In social standards, an erection is the ultimate symbol of a male’s sexuality and manhood. But a Massachusetts Male Ageing Study (MMAS) revealed “a combined prevalence of mild to moderate erectile dysfunction of 52% in men aged 40-70 years” (1).
Although occasional erectile dysfunction is common in men under stress, frequent occurrences may be a sign of a health problem that needs treatment.
This also brings out the topic of VA disability for erectile dysfunction where veterans may qualify to receive disability benefits if their condition developed during or after military service.
Defining Erectile Dysfunction
Erectile dysfunction is defined as “the inability to achieve or maintain an erection that is sufficient for satisfactory sexual performance and affects a considerable proportion of men at least occasionally” (1).
Several studies suggest that erectile dysfunction primarily affects older men, and there is a higher prevalence of the condition in Americans and some Asians than Europeans and South Americans.
Erectile dysfunction traces back its epidemiology to “a strong association between erectile dysfunction and lower urinary tract symptoms (LUTS) in men with benign prostatic hyperplasia (BPH)” (1).
Defining Service Connection
If you wish to apply for VA disability for erectile dysfunction, you need to start by understanding service connection, which “connotes many factors but basically it means that the facts, shown by evidence, establish that a particular injury or disease resulting in disability was incurred coincident with service in the Armed Forces, or if pre-existing such service, was aggravated therein” (38 CFR § 3.303).
The VA needs to determine first that the condition was caused or aggravated by your duty in the military before you could get a VA rating for erectile dysfunction:
- The disability was incurred during military service. The evidence should be in your military medical records, and the event, injury, or disease should be correlated to erectile dysfunction.
- The disability is an aggravation of a pre-existing disability during service. This includes pre-existing conditions that became worse during military service and resulted in complications such as erectile dysfunction.
- The disability resulted as a secondary condition to a service-connected disability. The erectile dysfunction is a result of a medical condition that occurred during service.
- The disability or disease is presumed to be incurred during military service. In some cases, the VA can presume that conditions like erectile dysfunction may be connected to the service.
VA Disability for Erectile Dysfunction Requirements
Proving service connection as part of VA disability for erectile dysfunction entails pieces of evidence that correlate erectile dysfunction with an event, injury, or illness that occurred while in service.
It could also be a secondary service connection, which means that the erectile dysfunction is the complication of an existing service-connected condition such as heart disease, prostate cancer, Parkinson’s disease, or diabetes.
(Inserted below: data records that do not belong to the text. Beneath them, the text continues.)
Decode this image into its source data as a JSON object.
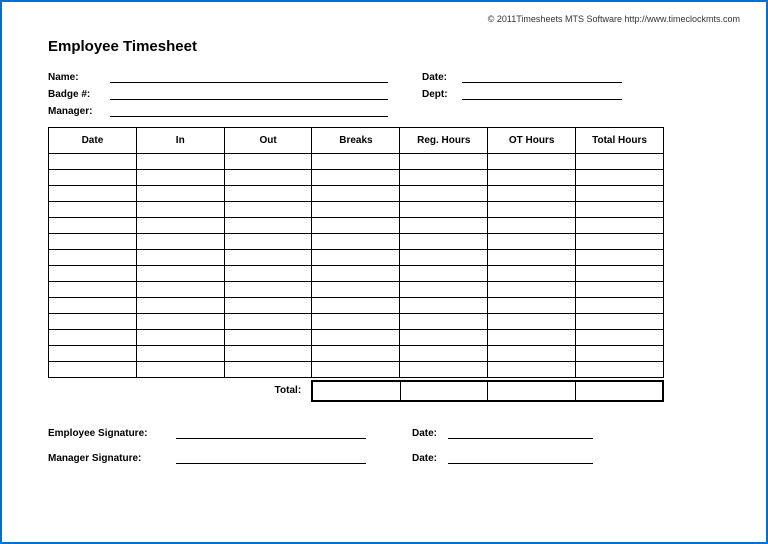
{
  "copyright": "© 2011Timesheets MTS Software  http://www.timeclockmts.com",
  "title": "Employee Timesheet",
  "info": {
    "name_label": "Name:",
    "badge_label": "Badge #:",
    "manager_label": "Manager:",
    "date_label": "Date:",
    "dept_label": "Dept:"
  },
  "table": {
    "headers": {
      "date": "Date",
      "in": "In",
      "out": "Out",
      "breaks": "Breaks",
      "reg_hours": "Reg. Hours",
      "ot_hours": "OT Hours",
      "total_hours": "Total Hours"
    },
    "row_count": 14,
    "total_label": "Total:"
  },
  "signatures": {
    "employee_label": "Employee Signature:",
    "manager_label": "Manager Signature:",
    "date_label": "Date:"
  }
}
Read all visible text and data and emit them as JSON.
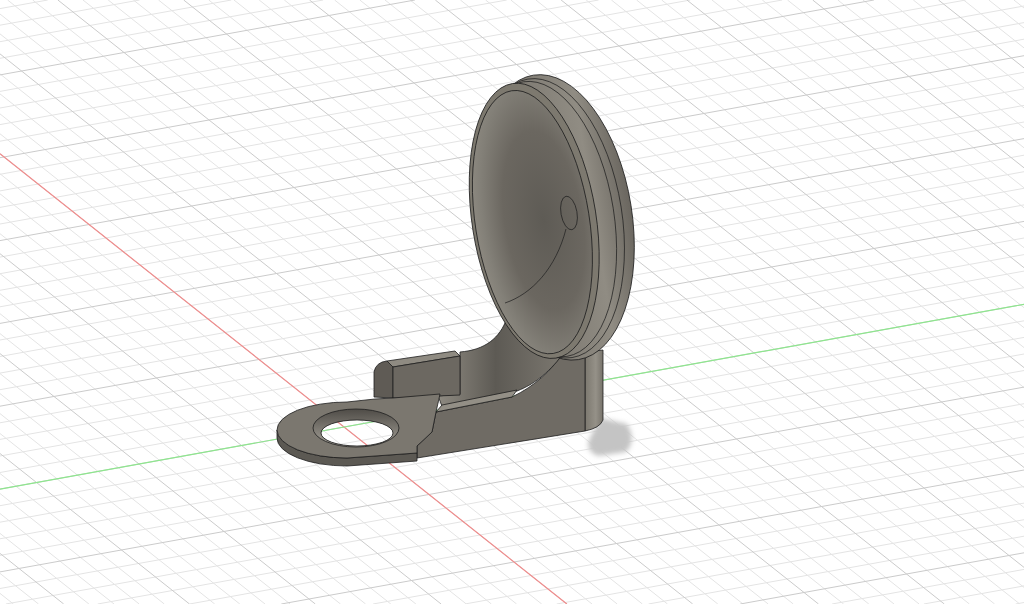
{
  "viewport": {
    "axes": [
      {
        "kind": "x",
        "color": "#f08c8c"
      },
      {
        "kind": "y",
        "color": "#8ee68e"
      }
    ]
  }
}
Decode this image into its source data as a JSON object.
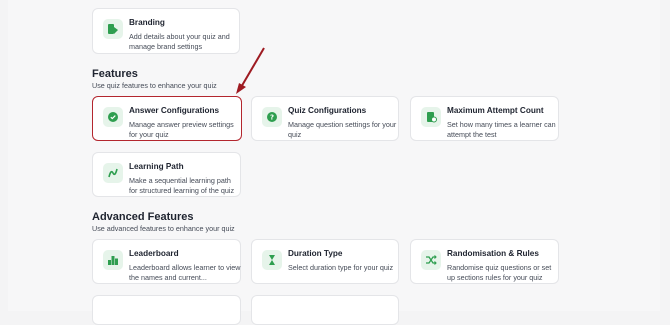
{
  "branding": {
    "title": "Branding",
    "desc": "Add details about your quiz and manage brand settings",
    "icon": "branding-icon"
  },
  "features": {
    "title": "Features",
    "subtitle": "Use quiz features to enhance your quiz",
    "items": [
      {
        "title": "Answer Configurations",
        "desc": "Manage answer preview settings for your quiz",
        "icon": "answer-chat-icon",
        "selected": true
      },
      {
        "title": "Quiz Configurations",
        "desc": "Manage question settings for your quiz",
        "icon": "quiz-chat-icon"
      },
      {
        "title": "Maximum Attempt Count",
        "desc": "Set how many times a learner can attempt the test",
        "icon": "attempt-count-icon"
      },
      {
        "title": "Learning Path",
        "desc": "Make a sequential learning path for structured learning of the quiz",
        "icon": "learning-path-icon"
      }
    ]
  },
  "advanced": {
    "title": "Advanced Features",
    "subtitle": "Use advanced features to enhance your quiz",
    "items": [
      {
        "title": "Leaderboard",
        "desc": "Leaderboard allows learner to view the names and current...",
        "icon": "leaderboard-icon"
      },
      {
        "title": "Duration Type",
        "desc": "Select duration type for your quiz",
        "icon": "hourglass-icon"
      },
      {
        "title": "Randomisation & Rules",
        "desc": "Randomise quiz questions or set up sections rules for your quiz",
        "icon": "shuffle-icon"
      }
    ]
  },
  "colors": {
    "accent_green": "#2e9e4f",
    "icon_bg": "#e6f4ea",
    "highlight_red": "#b3262e"
  }
}
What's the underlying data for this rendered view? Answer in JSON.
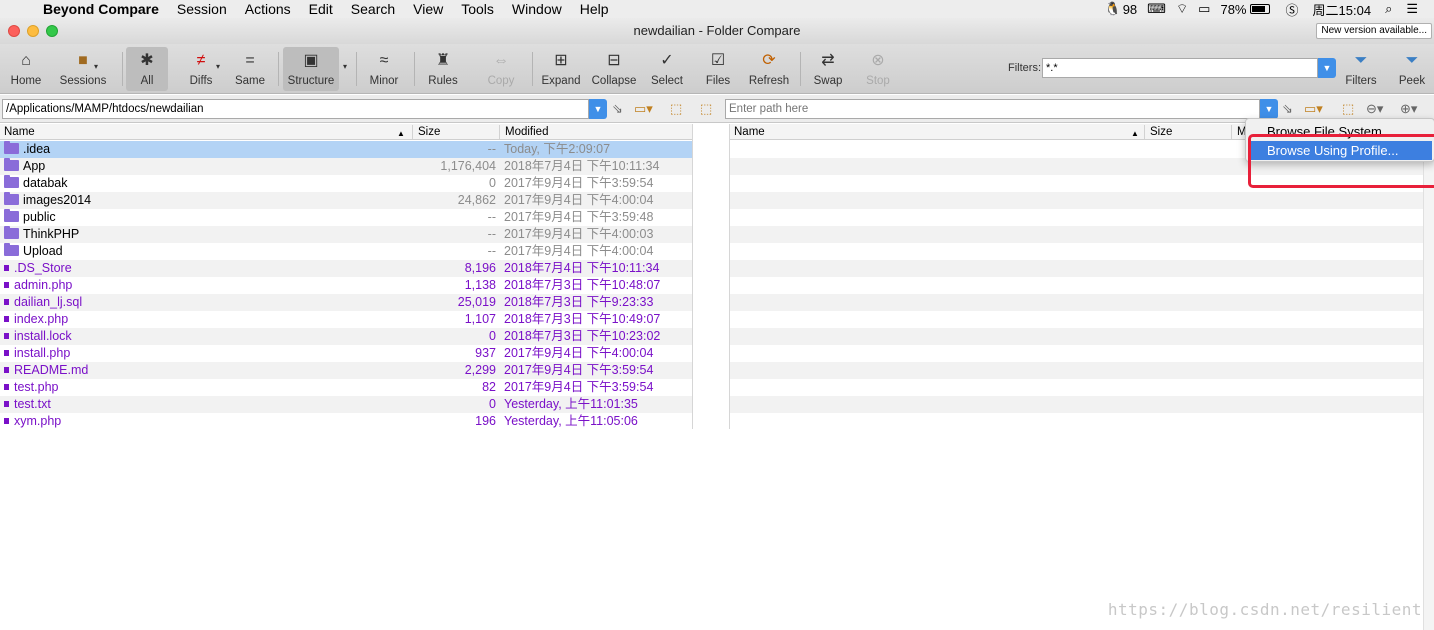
{
  "menubar": {
    "app_name": "Beyond Compare",
    "items": [
      "Session",
      "Actions",
      "Edit",
      "Search",
      "View",
      "Tools",
      "Window",
      "Help"
    ],
    "status": {
      "qq_count": "98",
      "battery": "78%",
      "clock": "周二15:04"
    }
  },
  "window": {
    "title": "newdailian - Folder Compare",
    "new_version": "New version available..."
  },
  "toolbar": {
    "home": "Home",
    "sessions": "Sessions",
    "all": "All",
    "diffs": "Diffs",
    "same": "Same",
    "structure": "Structure",
    "minor": "Minor",
    "rules": "Rules",
    "copy": "Copy",
    "expand": "Expand",
    "collapse": "Collapse",
    "select": "Select",
    "files": "Files",
    "refresh": "Refresh",
    "swap": "Swap",
    "stop": "Stop",
    "filters": "Filters",
    "peek": "Peek",
    "filters_label": "Filters:",
    "filters_value": "*.*"
  },
  "paths": {
    "left": "/Applications/MAMP/htdocs/newdailian",
    "right_placeholder": "Enter path here"
  },
  "columns": {
    "left": {
      "name": "Name",
      "size": "Size",
      "modified": "Modified"
    },
    "right": {
      "name": "Name",
      "size": "Size",
      "modified": "M"
    }
  },
  "left_files": [
    {
      "name": ".idea",
      "type": "folder",
      "size": "--",
      "modified": "Today, 下午2:09:07",
      "selected": true
    },
    {
      "name": "App",
      "type": "folder",
      "size": "1,176,404",
      "modified": "2018年7月4日 下午10:11:34"
    },
    {
      "name": "databak",
      "type": "folder",
      "size": "0",
      "modified": "2017年9月4日 下午3:59:54"
    },
    {
      "name": "images2014",
      "type": "folder",
      "size": "24,862",
      "modified": "2017年9月4日 下午4:00:04"
    },
    {
      "name": "public",
      "type": "folder",
      "size": "--",
      "modified": "2017年9月4日 下午3:59:48"
    },
    {
      "name": "ThinkPHP",
      "type": "folder",
      "size": "--",
      "modified": "2017年9月4日 下午4:00:03"
    },
    {
      "name": "Upload",
      "type": "folder",
      "size": "--",
      "modified": "2017年9月4日 下午4:00:04"
    },
    {
      "name": ".DS_Store",
      "type": "file",
      "size": "8,196",
      "modified": "2018年7月4日 下午10:11:34"
    },
    {
      "name": "admin.php",
      "type": "file",
      "size": "1,138",
      "modified": "2018年7月3日 下午10:48:07"
    },
    {
      "name": "dailian_lj.sql",
      "type": "file",
      "size": "25,019",
      "modified": "2018年7月3日 下午9:23:33"
    },
    {
      "name": "index.php",
      "type": "file",
      "size": "1,107",
      "modified": "2018年7月3日 下午10:49:07"
    },
    {
      "name": "install.lock",
      "type": "file",
      "size": "0",
      "modified": "2018年7月3日 下午10:23:02"
    },
    {
      "name": "install.php",
      "type": "file",
      "size": "937",
      "modified": "2017年9月4日 下午4:00:04"
    },
    {
      "name": "README.md",
      "type": "file",
      "size": "2,299",
      "modified": "2017年9月4日 下午3:59:54"
    },
    {
      "name": "test.php",
      "type": "file",
      "size": "82",
      "modified": "2017年9月4日 下午3:59:54"
    },
    {
      "name": "test.txt",
      "type": "file",
      "size": "0",
      "modified": "Yesterday, 上午11:01:35"
    },
    {
      "name": "xym.php",
      "type": "file",
      "size": "196",
      "modified": "Yesterday, 上午11:05:06"
    }
  ],
  "dropdown_menu": [
    "Browse File System...",
    "Browse Using Profile..."
  ],
  "watermark": "https://blog.csdn.net/resilient",
  "colors": {
    "accent": "#3d7fe0",
    "selection": "#b3d3f5",
    "file_text": "#7a10c8",
    "highlight": "#e8203a"
  }
}
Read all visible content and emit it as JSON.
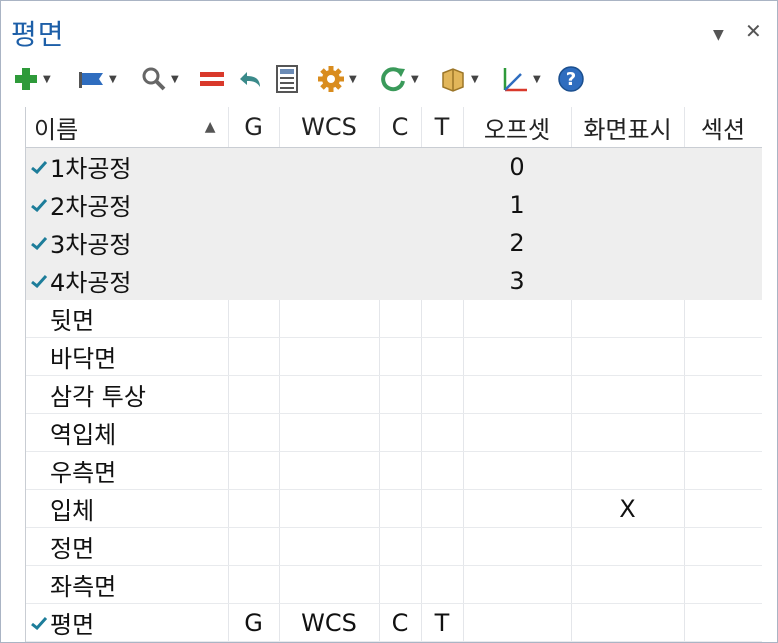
{
  "title": "평면",
  "window_controls": {
    "menu_icon": "dropdown-arrow-icon",
    "close_icon": "close-icon"
  },
  "toolbar": [
    {
      "name": "add-plane-button",
      "icon": "plus-icon",
      "color": "#2e9a3a"
    },
    {
      "name": "flag-button",
      "icon": "flag-icon",
      "color": "#2f6dbf"
    },
    {
      "name": "find-button",
      "icon": "magnifier-icon",
      "color": "#666666"
    },
    {
      "name": "equal-button",
      "icon": "equal-icon",
      "color": "#d9392b"
    },
    {
      "name": "undo-button",
      "icon": "undo-arrow-icon",
      "color": "#3a8a8a"
    },
    {
      "name": "calculator-button",
      "icon": "calculator-icon",
      "color": "#555555"
    },
    {
      "name": "settings-button",
      "icon": "gear-icon",
      "color": "#d98c1e"
    },
    {
      "name": "refresh-button",
      "icon": "refresh-icon",
      "color": "#3a9a5a"
    },
    {
      "name": "view-button",
      "icon": "box-icon",
      "color": "#c89b3c"
    },
    {
      "name": "axis-button",
      "icon": "axis-icon",
      "color": "#555555"
    },
    {
      "name": "help-button",
      "icon": "help-icon",
      "color": "#2f6dbf"
    }
  ],
  "columns": [
    "이름",
    "G",
    "WCS",
    "C",
    "T",
    "오프셋",
    "화면표시",
    "섹션"
  ],
  "rows": [
    {
      "name": "1차공정",
      "checked": true,
      "selected": true,
      "g": "",
      "wcs": "",
      "c": "",
      "t": "",
      "offset": "0",
      "display": "",
      "section": ""
    },
    {
      "name": "2차공정",
      "checked": true,
      "selected": true,
      "g": "",
      "wcs": "",
      "c": "",
      "t": "",
      "offset": "1",
      "display": "",
      "section": ""
    },
    {
      "name": "3차공정",
      "checked": true,
      "selected": true,
      "g": "",
      "wcs": "",
      "c": "",
      "t": "",
      "offset": "2",
      "display": "",
      "section": ""
    },
    {
      "name": "4차공정",
      "checked": true,
      "selected": true,
      "g": "",
      "wcs": "",
      "c": "",
      "t": "",
      "offset": "3",
      "display": "",
      "section": ""
    },
    {
      "name": "뒷면",
      "checked": false,
      "selected": false,
      "g": "",
      "wcs": "",
      "c": "",
      "t": "",
      "offset": "",
      "display": "",
      "section": ""
    },
    {
      "name": "바닥면",
      "checked": false,
      "selected": false,
      "g": "",
      "wcs": "",
      "c": "",
      "t": "",
      "offset": "",
      "display": "",
      "section": ""
    },
    {
      "name": "삼각 투상",
      "checked": false,
      "selected": false,
      "g": "",
      "wcs": "",
      "c": "",
      "t": "",
      "offset": "",
      "display": "",
      "section": ""
    },
    {
      "name": "역입체",
      "checked": false,
      "selected": false,
      "g": "",
      "wcs": "",
      "c": "",
      "t": "",
      "offset": "",
      "display": "",
      "section": ""
    },
    {
      "name": "우측면",
      "checked": false,
      "selected": false,
      "g": "",
      "wcs": "",
      "c": "",
      "t": "",
      "offset": "",
      "display": "",
      "section": ""
    },
    {
      "name": "입체",
      "checked": false,
      "selected": false,
      "g": "",
      "wcs": "",
      "c": "",
      "t": "",
      "offset": "",
      "display": "X",
      "section": ""
    },
    {
      "name": "정면",
      "checked": false,
      "selected": false,
      "g": "",
      "wcs": "",
      "c": "",
      "t": "",
      "offset": "",
      "display": "",
      "section": ""
    },
    {
      "name": "좌측면",
      "checked": false,
      "selected": false,
      "g": "",
      "wcs": "",
      "c": "",
      "t": "",
      "offset": "",
      "display": "",
      "section": ""
    },
    {
      "name": "평면",
      "checked": true,
      "selected": false,
      "g": "G",
      "wcs": "WCS",
      "c": "C",
      "t": "T",
      "offset": "",
      "display": "",
      "section": ""
    }
  ],
  "colors": {
    "title": "#1d5fa8",
    "check": "#1d7d9a",
    "selected_row": "#eeeeee"
  }
}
To prove that your erectile dysfunction is in service connection, you need both military records and medical records as your evidence.
So, how does the VA test for erectile dysfunction? There are several tests available to diagnose the condition. This includes:
- A physical exam or the careful examination of the penis and testicles by a qualified professional.
- Blood and urine tests to check for signs of underlying problems that are resulting in erectile dysfunction, including diabetes, low testosterone levels, and heart disease.
- Ultrasound to check the efficiency of blood flow to the penis.
- Overnight erection test to determine if the cause of erectile dysfunction is psychological. It is done by wrapping a special tape around the penis before bedtime to see if the tape would separate in the morning, which means that an erection occurred sometime during the night.
VA Rating for Erectile Dysfunction
Although there is no specific VA rating for erectile dysfunction, the VA uses the “ratings of the genitourinary system – diagnoses” (38 CFR § 4.115b) to determine the compensation rate, providing that you prove service connection of your condition.
In instances where there is a loss or loss of function of one or more creative organs, the VA refers to “special monthly compensation ratings” (38 CFR § 3.350) in determining if monthly compensation should be given.
The VA generally grants 0% rating for erectile dysfunction unless your case falls under one of the diagnostic codes stipulated under the ratings for the genitourinary system.
For instance, a 30% rating is given for the removal of half or more than half of the penis, according to code 7520, and a 20% rating if there is penile deformity with loss of erectile power, according to code 7522. To ensure that you get the correct rating, you must also apply for Special Monthly Compensation (SMC) for loss of use of a creative organ.
Understanding Special Monthly Compensation
Since erectile dysfunction is categorized as “the loss of a creative organ” by the Department of Veterans Affairs, you may apply for Special Monthly Compensation, which is an additional compensation for conditions that require more support.
This includes loss or loss of use of a reproductive organ where service-connected erectile dysfunction is related. Effective December 12, 2019, the “SMC (k) rate is $110.31” (Special Monthly Compensation Rate Table).
The Bottom Line
If you are to win a VA disability for erectile dysfunction, you need to prove your claim with medical and military service records backed by a medical report from the physician treating your condition.